* [Your assignment] Which lines in the records below contain the word "Banks"? Return each of them.

* [Given information]
━━━

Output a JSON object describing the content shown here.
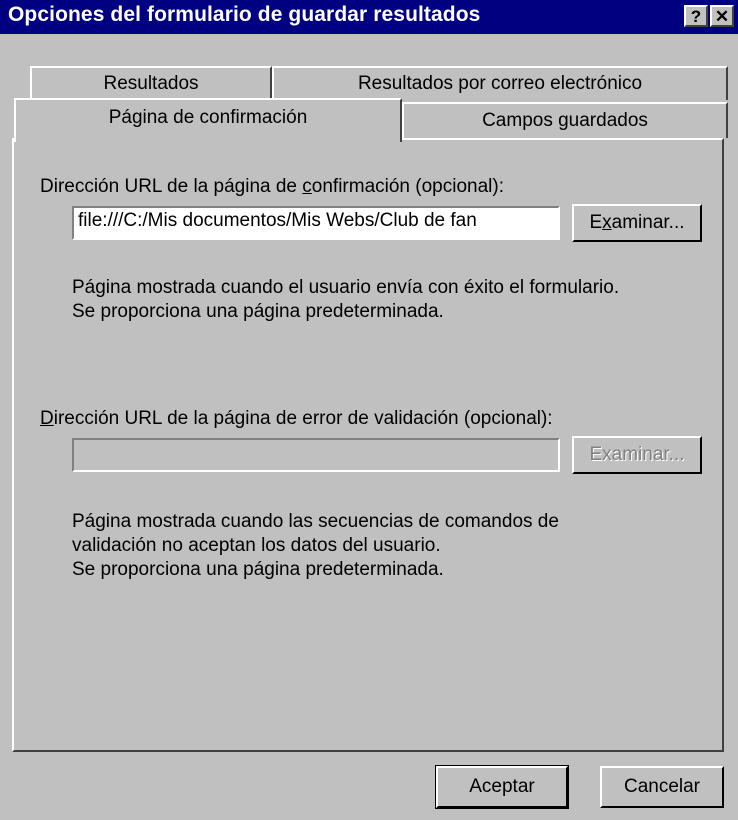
{
  "window": {
    "title": "Opciones del formulario de guardar resultados",
    "help_button": "?",
    "close_button": "✕"
  },
  "tabs": [
    {
      "label": "Resultados",
      "active": false
    },
    {
      "label": "Resultados por correo electrónico",
      "active": false
    },
    {
      "label": "Página de confirmación",
      "active": true
    },
    {
      "label": "Campos guardados",
      "active": false
    }
  ],
  "confirmation": {
    "label_before": "Dirección URL de la página de ",
    "label_mnemonic": "c",
    "label_after": "onfirmación (opcional):",
    "url_value": "file:///C:/Mis documentos/Mis Webs/Club de fan",
    "browse_before": "E",
    "browse_mnemonic": "x",
    "browse_after": "aminar...",
    "desc_line1": "Página mostrada cuando el usuario envía con éxito el formulario.",
    "desc_line2": "Se proporciona una página predeterminada."
  },
  "validation": {
    "label_mnemonic": "D",
    "label_after": "irección URL de la página de error de validación (opcional):",
    "url_value": "",
    "browse_label": "Examinar...",
    "desc_line1": "Página mostrada cuando las secuencias de comandos de",
    "desc_line2": "validación no aceptan los datos del usuario.",
    "desc_line3": "Se proporciona una página predeterminada."
  },
  "footer": {
    "ok_label": "Aceptar",
    "cancel_label": "Cancelar"
  }
}
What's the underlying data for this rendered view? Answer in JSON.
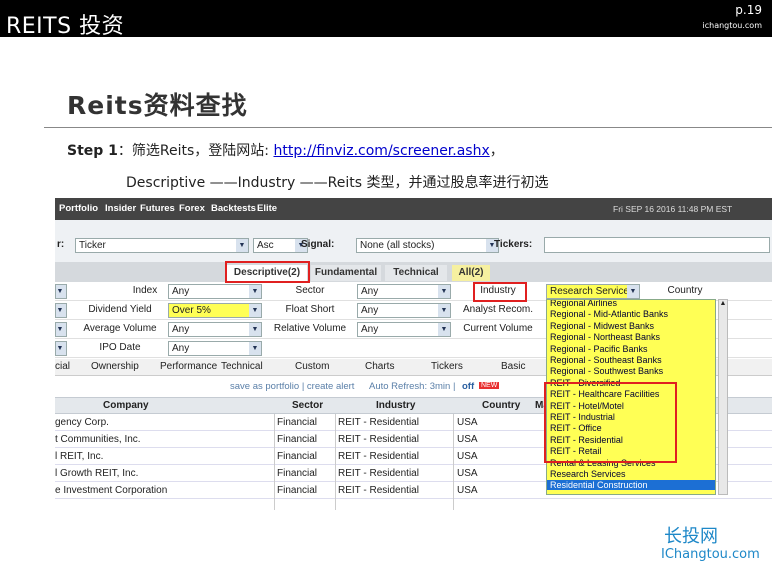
{
  "header": {
    "brand": "REITS 投资",
    "page": "p.19",
    "site": "ichangtou.com"
  },
  "title": "Reits资料查找",
  "step1": {
    "label": "Step 1",
    "text": "：筛选Reits，登陆网站: ",
    "link": "http://finviz.com/screener.ashx",
    "tail": "，"
  },
  "step2": "Descriptive ——Industry ——Reits 类型，并通过股息率进行初选",
  "watermark": {
    "line1": "长投网",
    "line2": "IChangtou.com"
  },
  "screenshot": {
    "nav": [
      "Portfolio",
      "Insider",
      "Futures",
      "Forex",
      "Backtests",
      "Elite"
    ],
    "date": "Fri SEP 16 2016 11:48 PM EST",
    "order": {
      "prefix": "r:",
      "order_value": "Ticker",
      "dir_value": "Asc",
      "signal_label": "Signal:",
      "signal_value": "None (all stocks)",
      "tickers_label": "Tickers:"
    },
    "tabs": [
      "Descriptive(2)",
      "Fundamental",
      "Technical",
      "All(2)"
    ],
    "filters": [
      {
        "name1": "Index",
        "val1": "Any",
        "name2": "Sector",
        "val2": "Any",
        "name3": "Industry",
        "val3": "Research Services",
        "name4": "Country"
      },
      {
        "name1": "Dividend Yield",
        "val1": "Over 5%",
        "name2": "Float Short",
        "val2": "Any",
        "name3": "Analyst Recom."
      },
      {
        "name1": "Average Volume",
        "val1": "Any",
        "name2": "Relative Volume",
        "val2": "Any",
        "name3": "Current Volume"
      },
      {
        "name1": "IPO Date",
        "val1": "Any"
      }
    ],
    "view_tabs": [
      "cial",
      "Ownership",
      "Performance",
      "Technical",
      "Custom",
      "Charts",
      "Tickers",
      "Basic"
    ],
    "toolbar": {
      "save": "save as portfolio | create alert",
      "refresh": "Auto Refresh: 3min |",
      "off": "off",
      "new": "NEW"
    },
    "columns": [
      "Company",
      "Sector",
      "Industry",
      "Country",
      "Ma"
    ],
    "rows": [
      [
        "gency Corp.",
        "Financial",
        "REIT - Residential",
        "USA"
      ],
      [
        "t Communities, Inc.",
        "Financial",
        "REIT - Residential",
        "USA"
      ],
      [
        "l REIT, Inc.",
        "Financial",
        "REIT - Residential",
        "USA"
      ],
      [
        "l Growth REIT, Inc.",
        "Financial",
        "REIT - Residential",
        "USA"
      ],
      [
        "e Investment Corporation",
        "Financial",
        "REIT - Residential",
        "USA"
      ]
    ],
    "dropdown": [
      "Regional Airlines",
      "Regional - Mid-Atlantic Banks",
      "Regional - Midwest Banks",
      "Regional - Northeast Banks",
      "Regional - Pacific Banks",
      "Regional - Southeast Banks",
      "Regional - Southwest Banks",
      "REIT - Diversified",
      "REIT - Healthcare Facilities",
      "REIT - Hotel/Motel",
      "REIT - Industrial",
      "REIT - Office",
      "REIT - Residential",
      "REIT - Retail",
      "Rental & Leasing Services",
      "Research Services",
      "Residential Construction"
    ],
    "dropdown_selected_index": 16
  },
  "colors": {
    "highlight_yellow": "#ffff55",
    "annotation_red": "#e02020",
    "link_blue": "#0000cc",
    "brand_blue": "#1e88c8"
  }
}
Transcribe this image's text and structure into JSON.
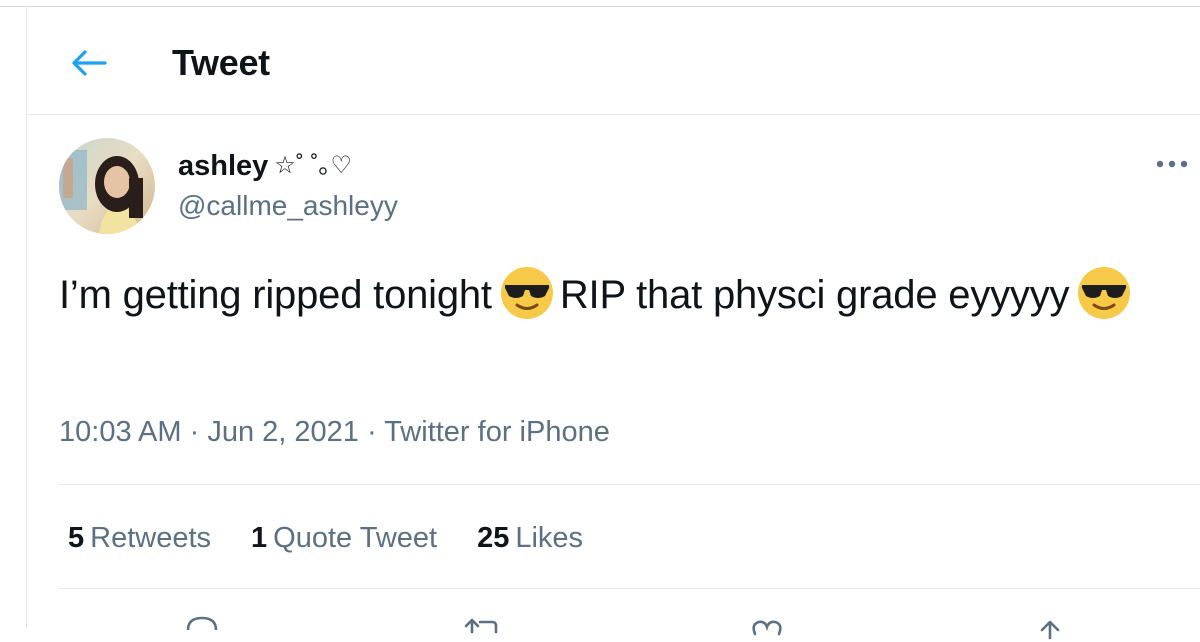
{
  "header": {
    "title": "Tweet",
    "back_icon": "arrow-left-icon",
    "accent": "#1da1f2"
  },
  "author": {
    "display_name": "ashley",
    "name_decoration": "☆˚ ˚｡♡",
    "handle": "@callme_ashleyy",
    "avatar": "avatar-photo"
  },
  "tweet": {
    "text_part1": "I’m getting ripped tonight",
    "text_part2": "RIP that physci grade eyyyyy",
    "emoji": "smiling-face-with-sunglasses",
    "time": "10:03 AM",
    "date": "Jun 2, 2021",
    "source": "Twitter for iPhone",
    "separator": "·"
  },
  "stats": {
    "retweets_count": "5",
    "retweets_label": "Retweets",
    "quotes_count": "1",
    "quotes_label": "Quote Tweet",
    "likes_count": "25",
    "likes_label": "Likes"
  },
  "actions": [
    "reply-icon",
    "retweet-icon",
    "like-icon",
    "share-icon"
  ],
  "colors": {
    "text_primary": "#0f1419",
    "text_secondary": "#5b7083",
    "divider": "#e6ecf0"
  }
}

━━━

* [Answer section]
      "Regional - Mid-Atlantic Banks",
      "Regional - Midwest Banks",
      "Regional - Northeast Banks",
      "Regional - Pacific Banks",
      "Regional - Southeast Banks",
      "Regional - Southwest Banks",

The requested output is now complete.